A person who has already been vaccinated for rabies and is exposed to rabies must receive two booster vaccine doses three days apart immediately after exposure. They do not need an injection of HRIG.
What happens if a rabies exposure goes untreated?
Exposure to a rabid animal does not always result in rabies. If treatment is initiated promptly following a rabies exposure, rabies can be prevented. If a rabies exposure is not treated and a person develops clinical signs of rabies, the disease almost always results in death.
How do I protect my pets from rabies?
The best way to keep pets safe from rabies is to vaccinate them and keep their shots up-to-date. If your pet has been injured by a rabid animal, contact your veterinarian to get medical care. Even though your pet has been vaccinated, a booster dose of rabies vaccine may be needed within five days of the incident. Contact your county health department to determine what additional follow-up may be needed.
What can people do to protect themselves against rabies?
Don't feed, touch or adopt wild animals, stray dogs or cats.
Be sure your pet dogs, cats and ferrets as well as horses and valuable livestock animals are up-to-date on their rabies vaccinations. Vaccination protects pets if they are exposed to rabid animals. Pets too young to be vaccinated should be kept indoors and allowed outside only under direct observation.
Keep family pets indoors at night. Don't leave them outside unattended or let them roam free.
Don't attract wild animals to your home or yard. Keep your property free of stored bird seed or other foods that may attract wild animals. Feed pets indoors. Tightly cap or put away garbage cans. Board up any openings to your attic, basement, porch or garage. Cap your chimney with screens.
If nuisance wild animals are living in parts of your home, consult with a nuisance wildlife control expert about having them removed. You can find wildlife control experts, who work on a fee-for-service basis, in your telephone directory under pest control.
Teach children not to touch any animal they do not know and to tell an adult immediately if they are bitten by any animal.
If a wild animal is on your property, let it wander away. Bring children and pets indoors and alert neighbors who are outside. You may contact a nuisance wildlife control expert who will remove the animal for a fee.
Report all animal bites or contact with wild animals to your county health department. If possible, do not let any animal escape that has possibly exposed someone to rabies.
And finally, if you have any questions or concerns about rabies or a possible rabies exposure, please contact your county health agency for assistance.

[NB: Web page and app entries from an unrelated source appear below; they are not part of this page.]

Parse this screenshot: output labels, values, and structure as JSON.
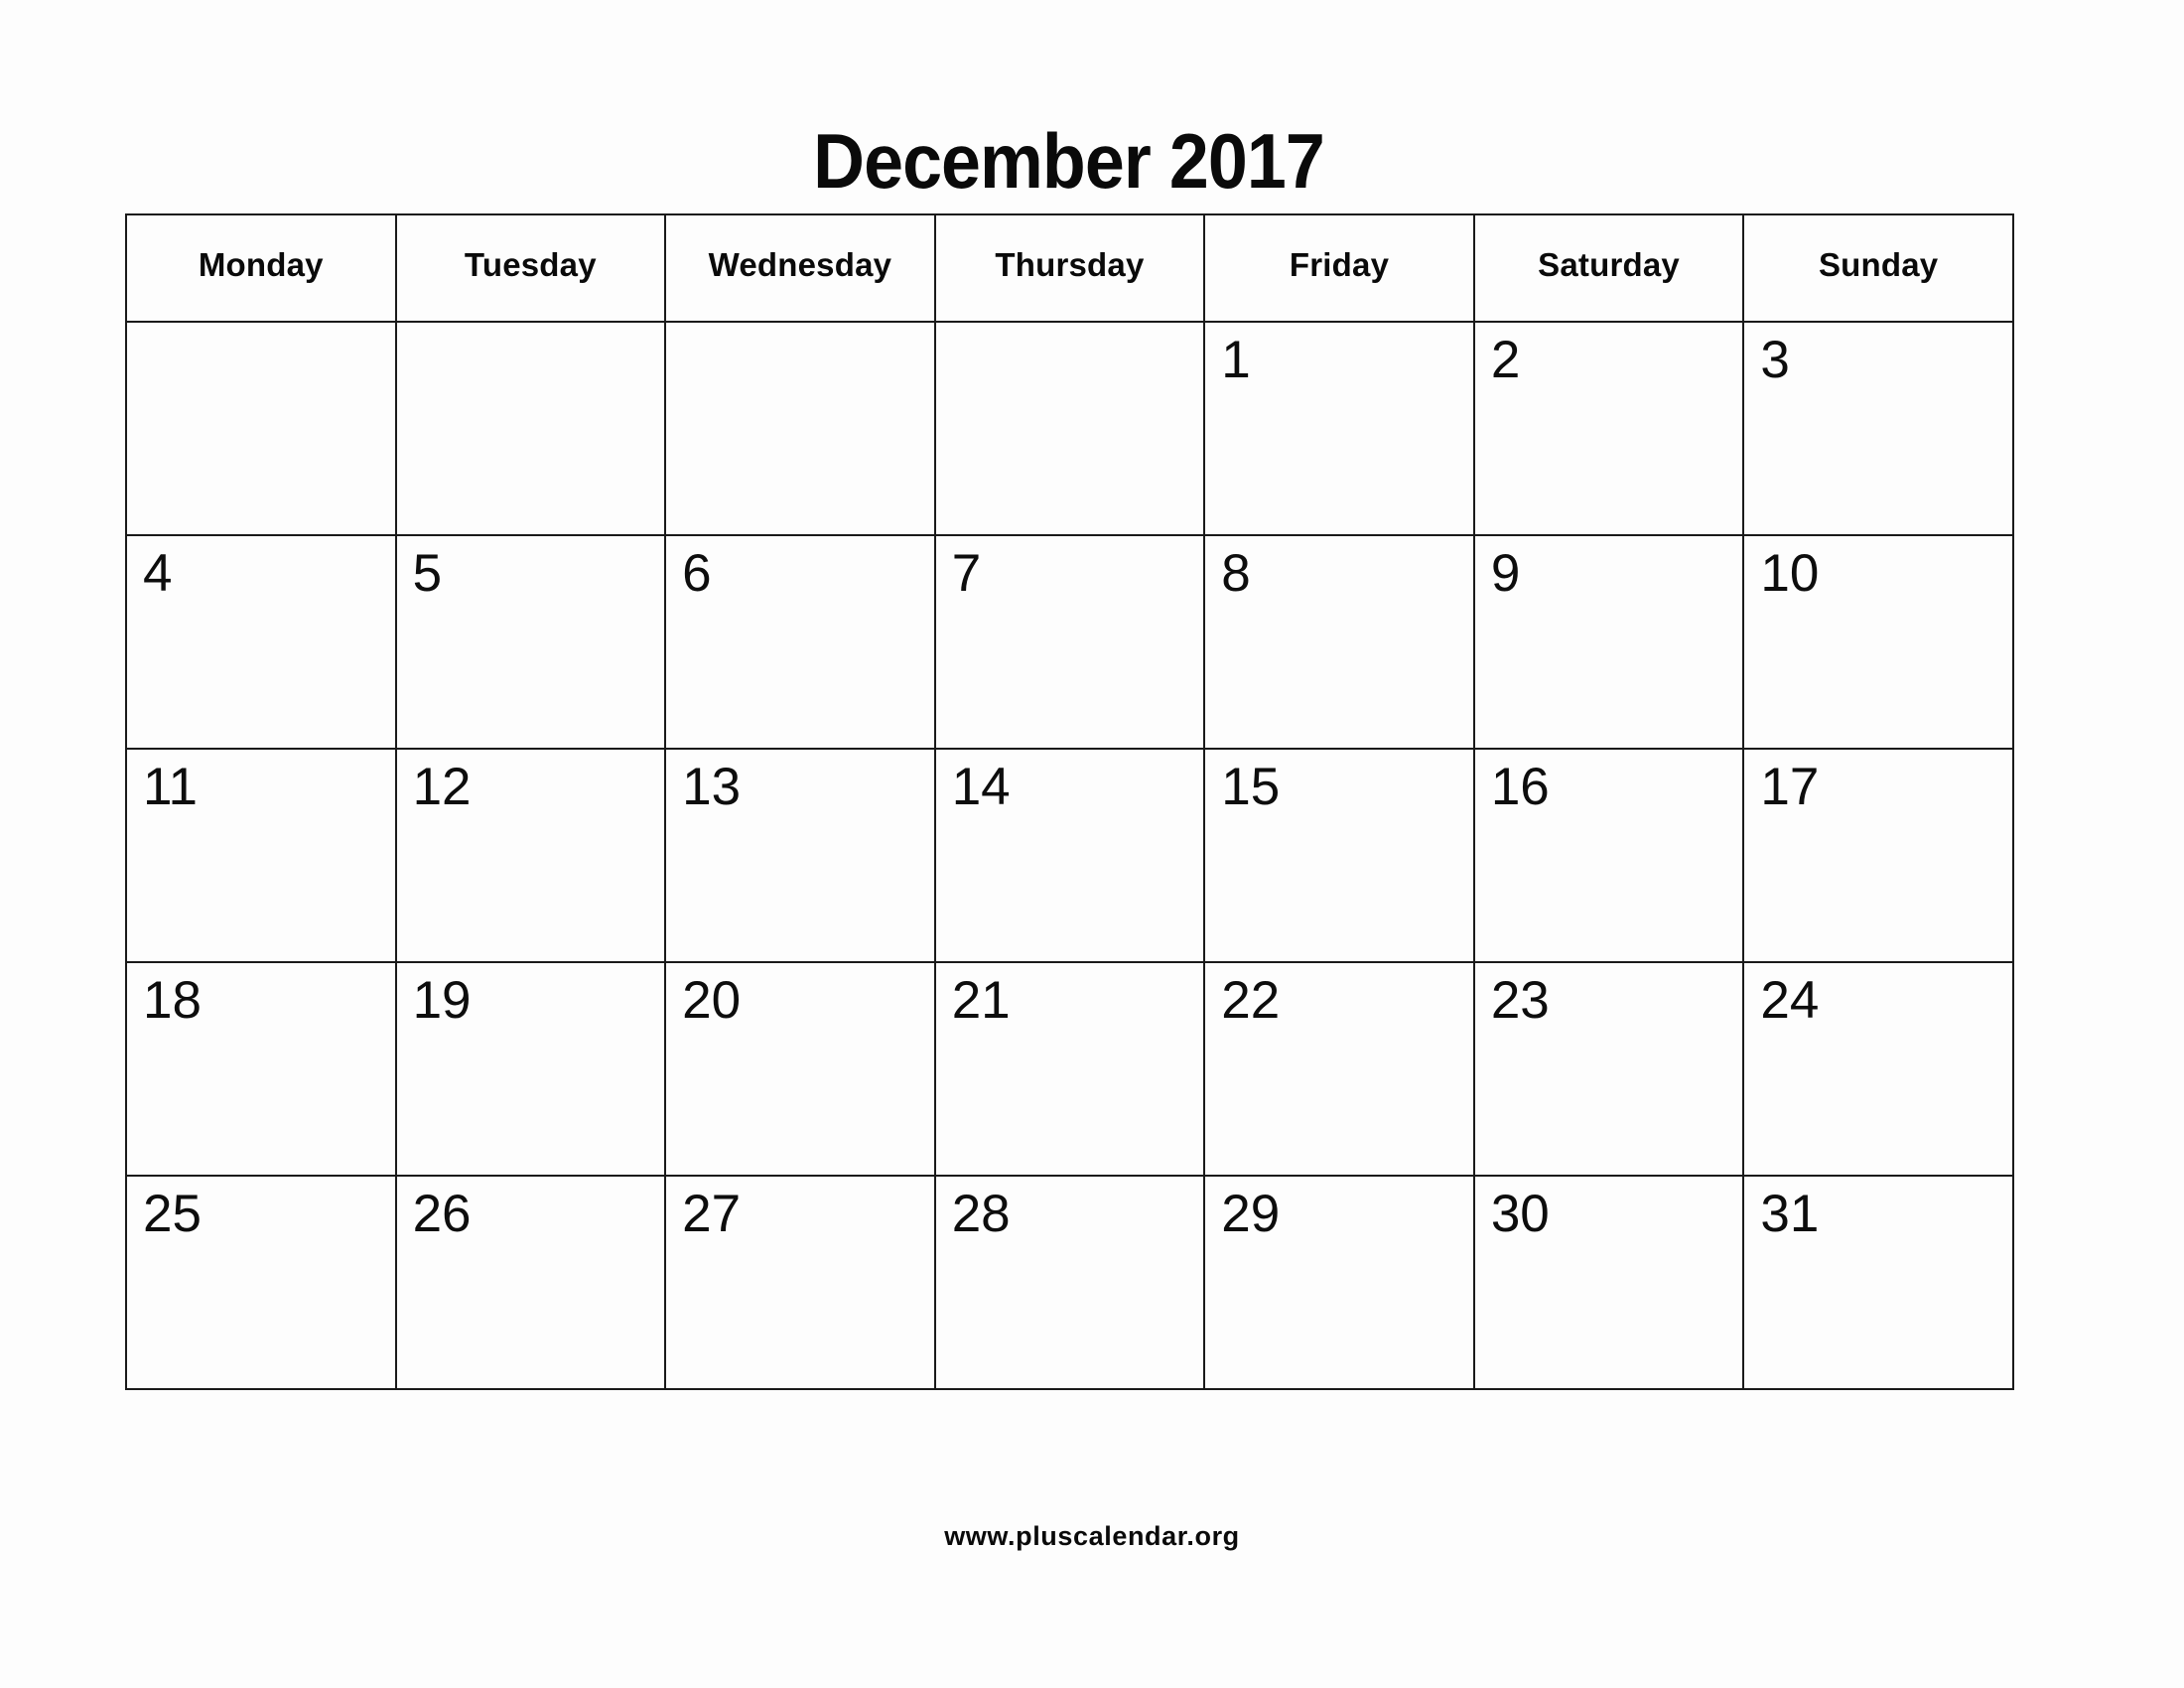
{
  "calendar": {
    "title": "December 2017",
    "month": "December",
    "year": "2017",
    "first_day_of_week": "Monday",
    "weekday_headers": [
      "Monday",
      "Tuesday",
      "Wednesday",
      "Thursday",
      "Friday",
      "Saturday",
      "Sunday"
    ],
    "weeks": [
      [
        "",
        "",
        "",
        "",
        "1",
        "2",
        "3"
      ],
      [
        "4",
        "5",
        "6",
        "7",
        "8",
        "9",
        "10"
      ],
      [
        "11",
        "12",
        "13",
        "14",
        "15",
        "16",
        "17"
      ],
      [
        "18",
        "19",
        "20",
        "21",
        "22",
        "23",
        "24"
      ],
      [
        "25",
        "26",
        "27",
        "28",
        "29",
        "30",
        "31"
      ]
    ]
  },
  "footer": {
    "website": "www.pluscalendar.org"
  },
  "colors": {
    "page_background": "#fdfdfd",
    "grid_line": "#1a1a1a",
    "text": "#0a0a0a"
  }
}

In NY, county contact phone numbers can be found on the NYS Dept of Health webpage.
-Adam Zorn, Naturalist